18. A 75-year-old male from Riyadh city who was admitted to hospital with symptoms on 30 October. The patient has comorbidities. He has no history of exposure to known risk factors in the 14 days prior to the onset of symptoms. Currently, the patient is in critical condition and remains in ICU.

Contact tracing of household contacts and healthcare contacts is ongoing for these cases.

The National IHR Focal Point for the Kingdom of Saudi Arabia also notified WHO of the death of 3 previously reported MERS-CoV cases.

Globally, the WHO has been notified of 927 laboratory-confirmed cases of infection with MERS-CoV, including at least 338 related deaths.

WHO advice

Based on the current situation and available information, WHO encourages all Member States to continue their surveillance for acute respiratory infections and to carefully review any unusual patterns.

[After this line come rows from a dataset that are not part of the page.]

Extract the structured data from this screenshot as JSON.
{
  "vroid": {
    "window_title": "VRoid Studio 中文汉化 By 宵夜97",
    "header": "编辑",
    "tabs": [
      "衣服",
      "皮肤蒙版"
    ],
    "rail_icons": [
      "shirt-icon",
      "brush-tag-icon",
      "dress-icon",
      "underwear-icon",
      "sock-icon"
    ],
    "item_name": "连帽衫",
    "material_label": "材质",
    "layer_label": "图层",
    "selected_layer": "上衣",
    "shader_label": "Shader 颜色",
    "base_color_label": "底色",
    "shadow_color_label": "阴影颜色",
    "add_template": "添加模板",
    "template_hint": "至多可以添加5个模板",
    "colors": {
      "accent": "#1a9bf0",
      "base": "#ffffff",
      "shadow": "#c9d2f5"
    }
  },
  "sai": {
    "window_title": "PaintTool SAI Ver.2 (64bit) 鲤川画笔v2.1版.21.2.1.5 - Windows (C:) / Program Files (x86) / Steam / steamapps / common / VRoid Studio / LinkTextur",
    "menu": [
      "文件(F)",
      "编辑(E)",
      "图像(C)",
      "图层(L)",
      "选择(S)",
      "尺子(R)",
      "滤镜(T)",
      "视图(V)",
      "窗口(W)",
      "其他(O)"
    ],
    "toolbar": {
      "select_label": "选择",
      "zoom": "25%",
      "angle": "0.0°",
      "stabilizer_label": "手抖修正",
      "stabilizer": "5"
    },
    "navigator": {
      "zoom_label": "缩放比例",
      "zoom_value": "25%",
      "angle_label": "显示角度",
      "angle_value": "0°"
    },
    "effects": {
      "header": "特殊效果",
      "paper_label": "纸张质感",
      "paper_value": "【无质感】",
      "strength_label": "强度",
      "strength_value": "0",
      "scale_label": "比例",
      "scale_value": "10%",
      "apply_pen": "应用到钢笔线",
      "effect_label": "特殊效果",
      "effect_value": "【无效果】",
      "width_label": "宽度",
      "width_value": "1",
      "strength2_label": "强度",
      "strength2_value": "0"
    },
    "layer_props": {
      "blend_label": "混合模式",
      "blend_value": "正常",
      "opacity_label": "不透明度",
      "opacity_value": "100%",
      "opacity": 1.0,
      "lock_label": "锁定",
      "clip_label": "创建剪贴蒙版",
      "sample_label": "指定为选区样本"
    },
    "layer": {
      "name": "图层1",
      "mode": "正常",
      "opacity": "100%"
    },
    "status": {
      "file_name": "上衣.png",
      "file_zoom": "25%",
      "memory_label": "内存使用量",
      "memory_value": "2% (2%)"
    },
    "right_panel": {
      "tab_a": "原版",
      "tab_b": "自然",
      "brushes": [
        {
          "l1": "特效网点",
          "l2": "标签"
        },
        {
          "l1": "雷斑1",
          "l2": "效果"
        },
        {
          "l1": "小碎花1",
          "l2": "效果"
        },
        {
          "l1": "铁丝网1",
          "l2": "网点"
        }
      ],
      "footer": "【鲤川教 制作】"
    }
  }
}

Infection prevention and control measures are critical to prevent the possible spread of MERS-CoV in health care facilities. It is not always possible to identify patients with MERS-CoV early because like other respiratory infections, the early symptoms of MERS-CoV are non-specific. Therefore, health-care workers should always apply standard precautions consistently with all patients, regardless of their diagnosis. Droplet precautions should be added to the standard precautions when providing care to patients with symptoms of acute respiratory infection; contact precautions and eye protection should be added when caring for probable or confirmed cases of MERS-CoV infection; airborne precautions should be applied when performing aerosol generating procedures.

Until more is understood about MERS-CoV, people with diabetes, renal failure, chronic lung disease, and immunocompromised persons are considered to be at high risk of severe disease from MERS‐CoV infection. Therefore, these people should avoid close contact with animals, particularly camels, when visiting farms, markets, or barn areas where the virus is known to be potentially circulating. General hygiene measures, such as regular hand washing before and after touching animals and avoiding contact with sick animals, should be adhered to.

Food hygiene practices should be observed. People should avoid drinking raw camel milk or camel urine, or eating meat that has not been properly cooked.

WHO does not advise special screening at points of entry with regard to this event nor does it currently recommend the application of any travel or trade restrictions.

Share